In case you’ve been stuck under some rocks, the Malibu singer/songwriter/rapper/drummer/producer helped end 2018 on a strong note with his Dr Dre-collaborated, rap rave-up Oxnard. The record drew mixed reviews soon after release, though I suspect that was due to it being an album that required time and repeated listens to level up.
It would also have flowed much better without the skits that don’t age well after a lot of repeats. But I digress.
That’s why, as someone who’s written about music the last several years, I often hesitate to talk about new work the day it releases or soon after. There’s certainly a high associated with those initial listening experiences, but taking the time to study the puzzle pieces has a way of expanding the angles of creativity being brushed into this mix of many melodies.
So when the announcement for Ventura inevitably came along… that mental battle began. Especially with how quickly I’ve enjoyed the record since it dropped earlier this month.
“Come Home” is a retrograde-groove, come to attention album-starter that almost smells like an old LP sleeve and benefits from .Paak’s time-and-again sense of flow (not to mention slapping drumwork). The whiplash of a blistering second half verse from Outkast’s Andre 3000 certainly adds to its case, helping to put this one straight into the “Winner’s Circle” (Ventura song title joke, it happened, let’s move on).
“Come Home” brilliantly melds the warm R&B vibe that was promised in early Ventura teasers with the story Oxnard began late last year, and the theme threads throughout the album. Because in many ways the pair are a double album to each other, just speaking separate sides of the same coin. One that ran hard to chest bump and bass thump, and another… that just had to talk about love a little bit.
Speaking of love, tracks like “Make it Better” just make me smile. A slow-swaying ode to lost affection featuring a crooning .Paak backed by the velvet voice of Smokey Robinson, the singer who helped make the torch song croon what it is today? That’s a kind of magic you can’t deny, especially when you’re encircled by that chorus. I get the same vibe from .Paak’s back and forth with the vocals of the departed Nate Dogg on “What Can We Do?” Try not to belt along when you know musical church is in session.
“Reachin’ 2 Much” feels like a drum and horn-floated, tempo-chopped cruise down the coast of Miami Vice with a touch of .Paak’s own tune “Lite Weight” scattered in for tempo-switching flavor. While “Winner’s Circle” samples the classic “A Bronx Tale” before proceeding into a Thundercat-assisted slapping punch of rhythm that slips with satisfaction into “Good Heels”.

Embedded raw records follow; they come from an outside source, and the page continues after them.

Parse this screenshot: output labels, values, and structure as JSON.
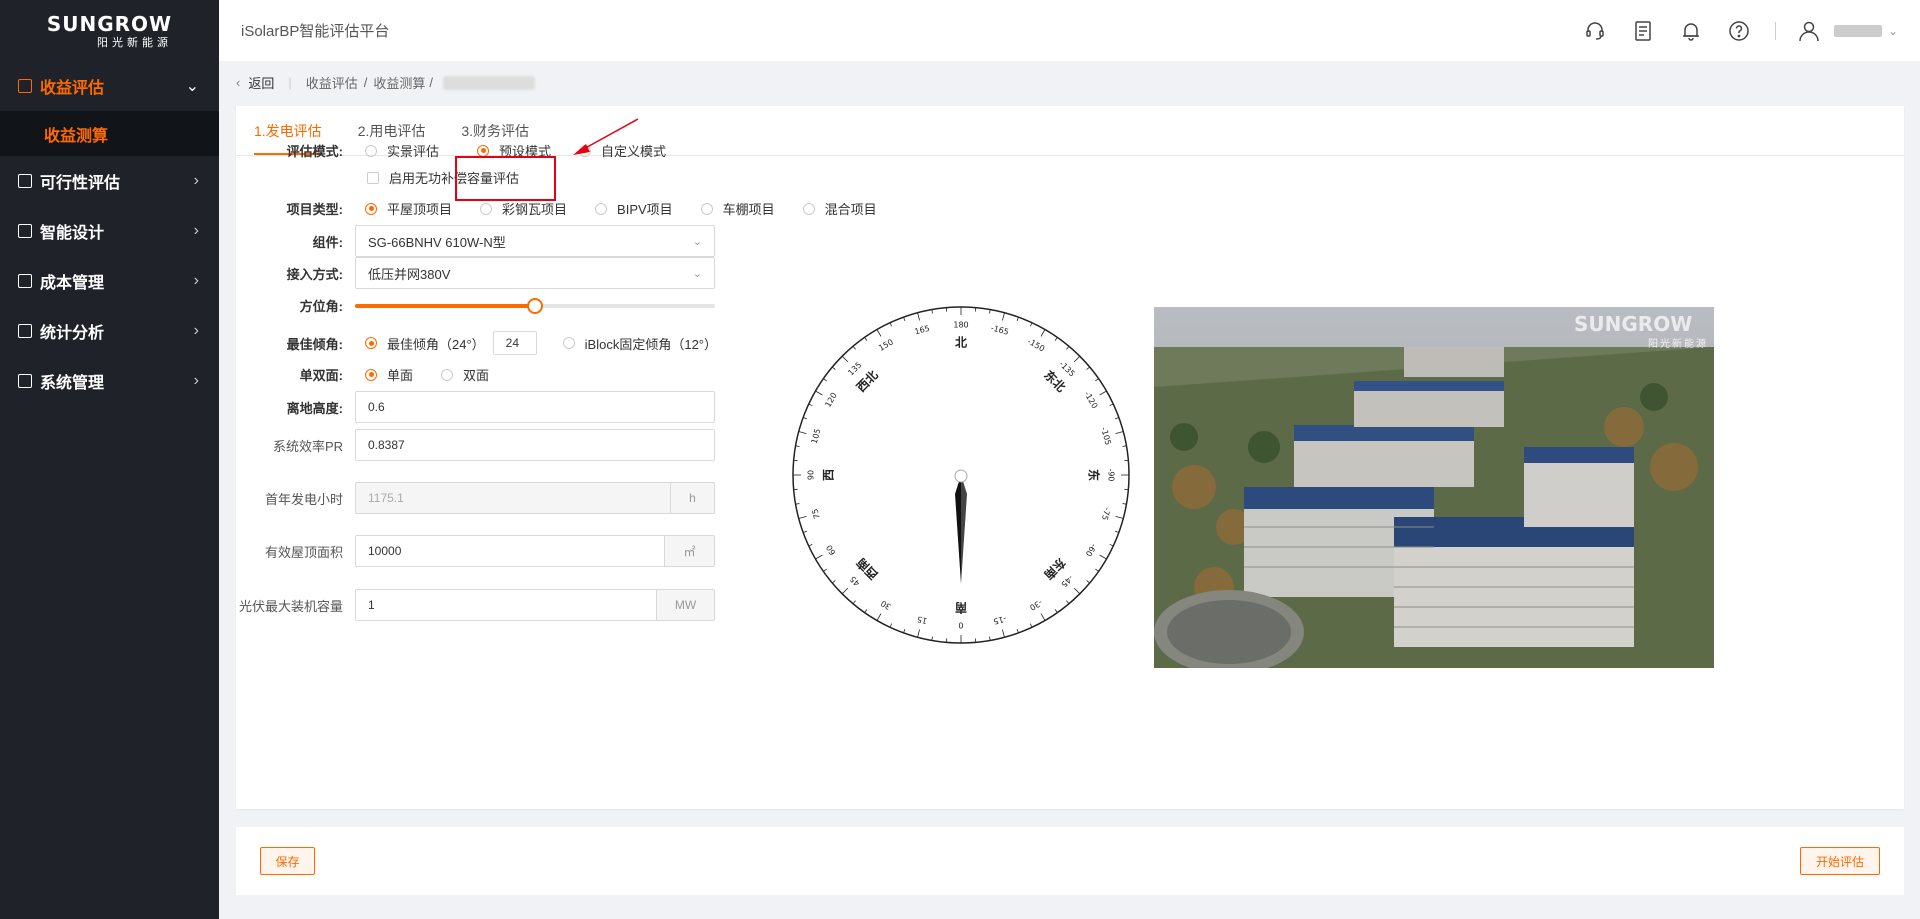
{
  "brand": {
    "logo_text": "SUNGROW",
    "logo_sub": "阳光新能源",
    "accent": "#ff6a00"
  },
  "header": {
    "title": "iSolarBP智能评估平台"
  },
  "sidebar": {
    "items": [
      {
        "label": "收益评估",
        "icon": "receipt-icon",
        "active": true,
        "expanded": true
      },
      {
        "label": "可行性评估",
        "icon": "chart-box-icon"
      },
      {
        "label": "智能设计",
        "icon": "design-icon"
      },
      {
        "label": "成本管理",
        "icon": "calculator-icon"
      },
      {
        "label": "统计分析",
        "icon": "stats-icon"
      },
      {
        "label": "系统管理",
        "icon": "settings-box-icon"
      }
    ],
    "submenu": {
      "label": "收益测算"
    }
  },
  "breadcrumb": {
    "back": "返回",
    "level1": "收益评估",
    "level2": "收益测算"
  },
  "tabs": [
    {
      "label": "1.发电评估",
      "active": true
    },
    {
      "label": "2.用电评估"
    },
    {
      "label": "3.财务评估"
    }
  ],
  "form": {
    "eval_mode": {
      "label": "评估模式:",
      "options": [
        "实景评估",
        "预设模式",
        "自定义模式"
      ],
      "selected": "预设模式",
      "checkbox": "启用无功补偿容量评估"
    },
    "project_type": {
      "label": "项目类型:",
      "options": [
        "平屋顶项目",
        "彩钢瓦项目",
        "BIPV项目",
        "车棚项目",
        "混合项目"
      ],
      "selected": "平屋顶项目"
    },
    "module": {
      "label": "组件:",
      "value": "SG-66BNHV 610W-N型"
    },
    "access": {
      "label": "接入方式:",
      "value": "低压并网380V"
    },
    "azimuth": {
      "label": "方位角:",
      "level_percent": 50
    },
    "tilt": {
      "label": "最佳倾角:",
      "opt1": "最佳倾角（24°）",
      "value": "24",
      "opt2": "iBlock固定倾角（12°）"
    },
    "face": {
      "label": "单双面:",
      "options": [
        "单面",
        "双面"
      ],
      "selected": "单面"
    },
    "height": {
      "label": "离地高度:",
      "value": "0.6"
    },
    "pr": {
      "label": "系统效率PR",
      "value": "0.8387"
    },
    "first_year": {
      "label": "首年发电小时",
      "value": "1175.1",
      "unit": "h"
    },
    "roof_area": {
      "label": "有效屋顶面积",
      "value": "10000",
      "unit": "㎡"
    },
    "max_capacity": {
      "label": "光伏最大装机容量",
      "value": "1",
      "unit": "MW"
    }
  },
  "compass": {
    "dirs": {
      "n": "北",
      "s": "南",
      "e": "东",
      "w": "西",
      "ne": "东北",
      "nw": "西北",
      "se": "东南",
      "sw": "西南"
    },
    "ticks": [
      "180",
      "-165",
      "-150",
      "-135",
      "-120",
      "-105",
      "-90",
      "-75",
      "-60",
      "-45",
      "-30",
      "-15",
      "0",
      "15",
      "30",
      "45",
      "60",
      "75",
      "90",
      "105",
      "120",
      "135",
      "150",
      "165"
    ]
  },
  "photo_watermark": {
    "text": "SUNGROW",
    "sub": "阳光新能源"
  },
  "footer": {
    "save": "保存",
    "start": "开始评估"
  }
}
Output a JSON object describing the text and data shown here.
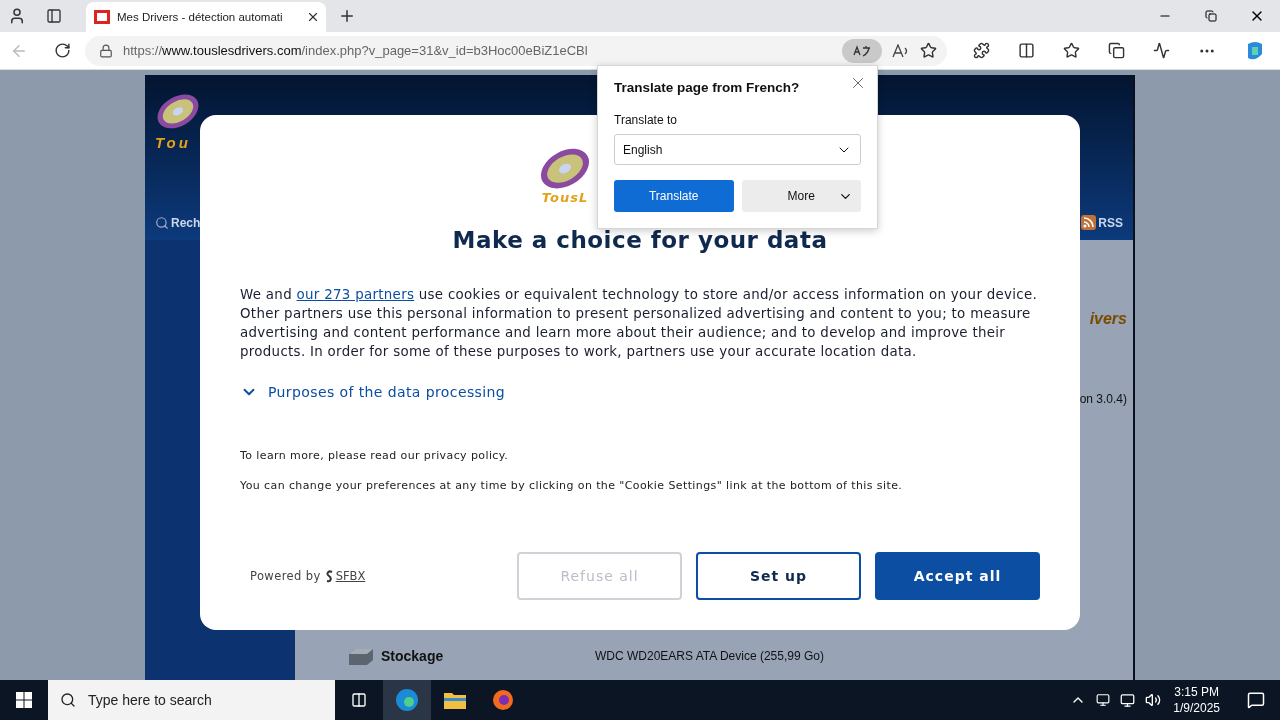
{
  "browser": {
    "tab": {
      "title": "Mes Drivers - détection automati"
    },
    "address": {
      "scheme": "https://",
      "host": "www.touslesdrivers.com",
      "path": "/index.php?v_page=31&v_id=b3Hoc00eBiZ1eCBl"
    }
  },
  "site": {
    "logo_text": "Tou",
    "search_link": "Rech",
    "rss": "RSS",
    "banner_text": "ivers",
    "version_text": "on 3.0.4)",
    "storage": {
      "label": "Stockage",
      "value": "WDC WD20EARS ATA Device (255,99 Go)"
    }
  },
  "consent": {
    "logo_text": "TousL",
    "title": "Make a choice for your data",
    "body_before": "We and ",
    "partners_link": "our 273 partners",
    "body_after": " use cookies or equivalent technology to store and/or access information on your device. Other partners use this personal information to present personalized advertising and content to you; to measure advertising and content performance and learn more about their audience; and to develop and improve their products. In order for some of these purposes to work, partners use your accurate location data.",
    "purposes": {
      "label": "Purposes of the data processing",
      "expanded": false
    },
    "learn_more": "To learn more, please read our privacy policy.",
    "preferences": "You can change your preferences at any time by clicking on the \"Cookie Settings\" link at the bottom of this site.",
    "powered_by": "Powered by",
    "brand": "SFBX",
    "buttons": [
      {
        "label": "Refuse all",
        "kind": "muted"
      },
      {
        "label": "Set up",
        "kind": "outline"
      },
      {
        "label": "Accept all",
        "kind": "primary"
      }
    ]
  },
  "translate_popup": {
    "title": "Translate page from French?",
    "label": "Translate to",
    "language": "English",
    "buttons": [
      {
        "label": "Translate",
        "kind": "primary"
      },
      {
        "label": "More",
        "kind": "menu"
      }
    ]
  },
  "taskbar": {
    "search_placeholder": "Type here to search",
    "time": "3:15 PM",
    "date": "1/9/2025"
  }
}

While I would say .Paak’s far from alone in creating these genre fusions, his songs always speak in their own voices. Some in certain seasons, others with connection to particular moments. And while I won’t go making the exhausted “is Ventura better than Malibu?” comparison, it is a VERY fine addition to the .Paak library.
And something tells me he’s still just getting started.